REQUIREMENT
Please return each of the entries below exactly as they appear.

═══ SUPPLIED RECORDS ═══

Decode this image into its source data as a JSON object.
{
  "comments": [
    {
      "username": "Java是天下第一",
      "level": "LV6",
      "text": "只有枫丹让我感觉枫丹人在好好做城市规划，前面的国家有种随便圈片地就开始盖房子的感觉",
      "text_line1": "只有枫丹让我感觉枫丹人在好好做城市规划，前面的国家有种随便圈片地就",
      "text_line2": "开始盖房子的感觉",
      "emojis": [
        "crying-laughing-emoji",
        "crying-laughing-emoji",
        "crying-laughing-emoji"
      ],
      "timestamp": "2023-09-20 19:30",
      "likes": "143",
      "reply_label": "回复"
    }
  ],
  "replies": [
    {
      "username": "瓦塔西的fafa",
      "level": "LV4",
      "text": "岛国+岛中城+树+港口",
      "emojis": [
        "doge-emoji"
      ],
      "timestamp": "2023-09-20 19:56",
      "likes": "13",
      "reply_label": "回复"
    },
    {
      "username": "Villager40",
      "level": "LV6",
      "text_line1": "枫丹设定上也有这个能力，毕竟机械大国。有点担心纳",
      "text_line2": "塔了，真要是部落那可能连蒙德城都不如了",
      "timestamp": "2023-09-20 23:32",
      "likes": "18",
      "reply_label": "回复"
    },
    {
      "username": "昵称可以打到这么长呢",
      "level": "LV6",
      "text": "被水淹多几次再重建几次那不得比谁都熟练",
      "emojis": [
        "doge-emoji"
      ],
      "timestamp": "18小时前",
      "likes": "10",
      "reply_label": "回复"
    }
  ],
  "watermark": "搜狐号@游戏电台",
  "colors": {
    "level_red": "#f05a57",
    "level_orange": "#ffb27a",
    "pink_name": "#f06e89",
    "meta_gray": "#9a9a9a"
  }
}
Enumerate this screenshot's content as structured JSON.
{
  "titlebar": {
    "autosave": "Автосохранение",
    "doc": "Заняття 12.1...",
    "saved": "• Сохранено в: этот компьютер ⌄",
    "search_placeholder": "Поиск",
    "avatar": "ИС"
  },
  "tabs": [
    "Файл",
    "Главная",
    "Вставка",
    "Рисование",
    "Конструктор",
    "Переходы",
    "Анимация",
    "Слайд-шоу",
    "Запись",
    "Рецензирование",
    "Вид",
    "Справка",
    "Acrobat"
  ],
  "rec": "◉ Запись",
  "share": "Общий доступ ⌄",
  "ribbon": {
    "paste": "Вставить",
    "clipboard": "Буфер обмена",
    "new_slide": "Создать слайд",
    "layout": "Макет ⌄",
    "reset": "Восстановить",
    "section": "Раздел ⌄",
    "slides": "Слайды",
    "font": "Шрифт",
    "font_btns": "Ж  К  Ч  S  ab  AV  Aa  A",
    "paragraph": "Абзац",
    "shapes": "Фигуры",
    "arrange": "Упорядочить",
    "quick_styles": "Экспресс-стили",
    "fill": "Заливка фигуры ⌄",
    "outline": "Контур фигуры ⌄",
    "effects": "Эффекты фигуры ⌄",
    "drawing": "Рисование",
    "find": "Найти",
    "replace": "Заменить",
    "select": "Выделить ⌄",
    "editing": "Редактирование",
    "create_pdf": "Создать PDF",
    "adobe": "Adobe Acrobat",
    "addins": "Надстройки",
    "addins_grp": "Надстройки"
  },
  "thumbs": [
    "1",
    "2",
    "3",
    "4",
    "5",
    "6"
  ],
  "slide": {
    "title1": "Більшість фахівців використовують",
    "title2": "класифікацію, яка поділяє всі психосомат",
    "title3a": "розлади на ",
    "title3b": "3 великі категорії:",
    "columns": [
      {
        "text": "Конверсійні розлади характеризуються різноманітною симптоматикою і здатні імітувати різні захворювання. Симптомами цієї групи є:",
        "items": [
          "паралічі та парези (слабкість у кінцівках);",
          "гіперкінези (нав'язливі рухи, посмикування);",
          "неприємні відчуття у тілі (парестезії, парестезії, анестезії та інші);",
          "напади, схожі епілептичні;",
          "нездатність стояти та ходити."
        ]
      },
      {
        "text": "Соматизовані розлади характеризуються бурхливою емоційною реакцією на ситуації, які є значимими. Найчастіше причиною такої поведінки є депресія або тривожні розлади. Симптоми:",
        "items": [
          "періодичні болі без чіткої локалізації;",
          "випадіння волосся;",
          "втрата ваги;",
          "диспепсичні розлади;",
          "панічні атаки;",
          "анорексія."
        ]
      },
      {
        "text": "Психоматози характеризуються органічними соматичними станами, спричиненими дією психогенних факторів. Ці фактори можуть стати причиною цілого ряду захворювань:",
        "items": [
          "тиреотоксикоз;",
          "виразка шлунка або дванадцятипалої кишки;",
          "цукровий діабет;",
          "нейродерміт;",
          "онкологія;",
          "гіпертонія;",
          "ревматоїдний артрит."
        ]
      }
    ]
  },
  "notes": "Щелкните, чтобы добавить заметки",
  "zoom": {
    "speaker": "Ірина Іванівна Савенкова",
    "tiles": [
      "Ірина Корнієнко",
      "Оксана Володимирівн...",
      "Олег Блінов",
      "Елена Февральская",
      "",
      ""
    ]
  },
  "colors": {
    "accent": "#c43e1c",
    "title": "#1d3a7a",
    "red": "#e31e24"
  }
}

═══

SOLUTION FOR THIS EXERCISE
Decode this image into its source data as a JSON object.
{
  "comments": [
    {
      "username": "Java是天下第一",
      "level": "LV6",
      "text": "只有枫丹让我感觉枫丹人在好好做城市规划，前面的国家有种随便圈片地就开始盖房子的感觉",
      "text_line1": "只有枫丹让我感觉枫丹人在好好做城市规划，前面的国家有种随便圈片地就",
      "text_line2": "开始盖房子的感觉",
      "emojis": [
        "crying-laughing-emoji",
        "crying-laughing-emoji",
        "crying-laughing-emoji"
      ],
      "timestamp": "2023-09-20 19:30",
      "likes": "143",
      "reply_label": "回复"
    }
  ],
  "replies": [
    {
      "username": "瓦塔西的fafa",
      "level": "LV4",
      "text": "岛国+岛中城+树+港口",
      "emojis": [
        "doge-emoji"
      ],
      "timestamp": "2023-09-20 19:56",
      "likes": "13",
      "reply_label": "回复"
    },
    {
      "username": "Villager40",
      "level": "LV6",
      "text_line1": "枫丹设定上也有这个能力，毕竟机械大国。有点担心纳",
      "text_line2": "塔了，真要是部落那可能连蒙德城都不如了",
      "timestamp": "2023-09-20 23:32",
      "likes": "18",
      "reply_label": "回复"
    },
    {
      "username": "昵称可以打到这么长呢",
      "level": "LV6",
      "text": "被水淹多几次再重建几次那不得比谁都熟练",
      "emojis": [
        "doge-emoji"
      ],
      "timestamp": "18小时前",
      "likes": "10",
      "reply_label": "回复"
    }
  ],
  "watermark": "搜狐号@游戏电台",
  "colors": {
    "level_red": "#f05a57",
    "level_orange": "#ffb27a",
    "pink_name": "#f06e89",
    "meta_gray": "#9a9a9a"
  }
}
Enumerate this screenshot's content as structured JSON.
{
  "titlebar": {
    "autosave": "Автосохранение",
    "doc": "Заняття 12.1...",
    "saved": "• Сохранено в: этот компьютер ⌄",
    "search_placeholder": "Поиск",
    "avatar": "ИС"
  },
  "tabs": [
    "Файл",
    "Главная",
    "Вставка",
    "Рисование",
    "Конструктор",
    "Переходы",
    "Анимация",
    "Слайд-шоу",
    "Запись",
    "Рецензирование",
    "Вид",
    "Справка",
    "Acrobat"
  ],
  "rec": "◉ Запись",
  "share": "Общий доступ ⌄",
  "ribbon": {
    "paste": "Вставить",
    "clipboard": "Буфер обмена",
    "new_slide": "Создать слайд",
    "layout": "Макет ⌄",
    "reset": "Восстановить",
    "section": "Раздел ⌄",
    "slides": "Слайды",
    "font": "Шрифт",
    "font_btns": "Ж  К  Ч  S  ab  AV  Aa  A",
    "paragraph": "Абзац",
    "shapes": "Фигуры",
    "arrange": "Упорядочить",
    "quick_styles": "Экспресс-стили",
    "fill": "Заливка фигуры ⌄",
    "outline": "Контур фигуры ⌄",
    "effects": "Эффекты фигуры ⌄",
    "drawing": "Рисование",
    "find": "Найти",
    "replace": "Заменить",
    "select": "Выделить ⌄",
    "editing": "Редактирование",
    "create_pdf": "Создать PDF",
    "adobe": "Adobe Acrobat",
    "addins": "Надстройки",
    "addins_grp": "Надстройки"
  },
  "thumbs": [
    "1",
    "2",
    "3",
    "4",
    "5",
    "6"
  ],
  "slide": {
    "title1": "Більшість фахівців використовують",
    "title2": "класифікацію, яка поділяє всі психосомат",
    "title3a": "розлади на ",
    "title3b": "3 великі категорії:",
    "columns": [
      {
        "text": "Конверсійні розлади характеризуються різноманітною симптоматикою і здатні імітувати різні захворювання. Симптомами цієї групи є:",
        "items": [
          "паралічі та парези (слабкість у кінцівках);",
          "гіперкінези (нав'язливі рухи, посмикування);",
          "неприємні відчуття у тілі (парестезії, парестезії, анестезії та інші);",
          "напади, схожі епілептичні;",
          "нездатність стояти та ходити."
        ]
      },
      {
        "text": "Соматизовані розлади характеризуються бурхливою емоційною реакцією на ситуації, які є значимими. Найчастіше причиною такої поведінки є депресія або тривожні розлади. Симптоми:",
        "items": [
          "періодичні болі без чіткої локалізації;",
          "випадіння волосся;",
          "втрата ваги;",
          "диспепсичні розлади;",
          "панічні атаки;",
          "анорексія."
        ]
      },
      {
        "text": "Психоматози характеризуються органічними соматичними станами, спричиненими дією психогенних факторів. Ці фактори можуть стати причиною цілого ряду захворювань:",
        "items": [
          "тиреотоксикоз;",
          "виразка шлунка або дванадцятипалої кишки;",
          "цукровий діабет;",
          "нейродерміт;",
          "онкологія;",
          "гіпертонія;",
          "ревматоїдний артрит."
        ]
      }
    ]
  },
  "notes": "Щелкните, чтобы добавить заметки",
  "zoom": {
    "speaker": "Ірина Іванівна Савенкова",
    "tiles": [
      "Ірина Корнієнко",
      "Оксана Володимирівн...",
      "Олег Блінов",
      "Елена Февральская",
      "",
      ""
    ]
  },
  "colors": {
    "accent": "#c43e1c",
    "title": "#1d3a7a",
    "red": "#e31e24"
  }
}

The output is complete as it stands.